On a cold January evening earlier this year, a 17-year-old walked briskly into a store in Ludhiana. It was almost closing time but that didn’t worry him because he knew exactly what he wanted — a Sony PlayStation (PS) with three specific games from the racing genre. It turned out the seller didn’t have any of them in stock but the boy wasn’t willing to wait; he ran across the road to another retailer and went home with his purchase. Atindriya Bose, PlayStation’s country manager, who was witness to this interesting occurrence on one of his sales tours, says, “What amazed me was his high level of product awareness.” After all, PS’s competition is strong — Nintendo has been selling consoles since the 1970s and Microsoft’s Xbox has been around for more than a decade now. While it was a pity that one of his stockists hadn’t updated his inventory on time, Bose’s mind was on pleasant things — a 17-year-old had just spent ₹10,000 on a PS product in a matter of few minutes.

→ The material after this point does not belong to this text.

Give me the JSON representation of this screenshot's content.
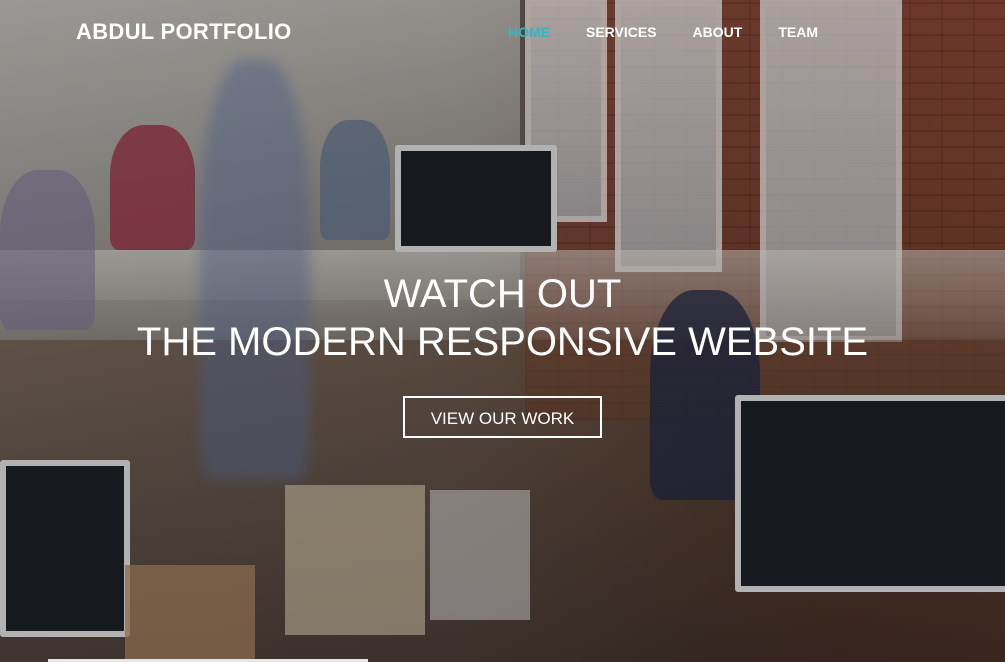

PlayStation has been around in the subcontinent since 2000 but it was only in 2007 that its India focus slammed into place like one of its bestselling games. PS divides the complex demographic, otherwise broad-brushed as ‘young Indians’, into three segments. The first are the 8-15 year olds who depend on their parents and talk endlessly about games. What makes selling t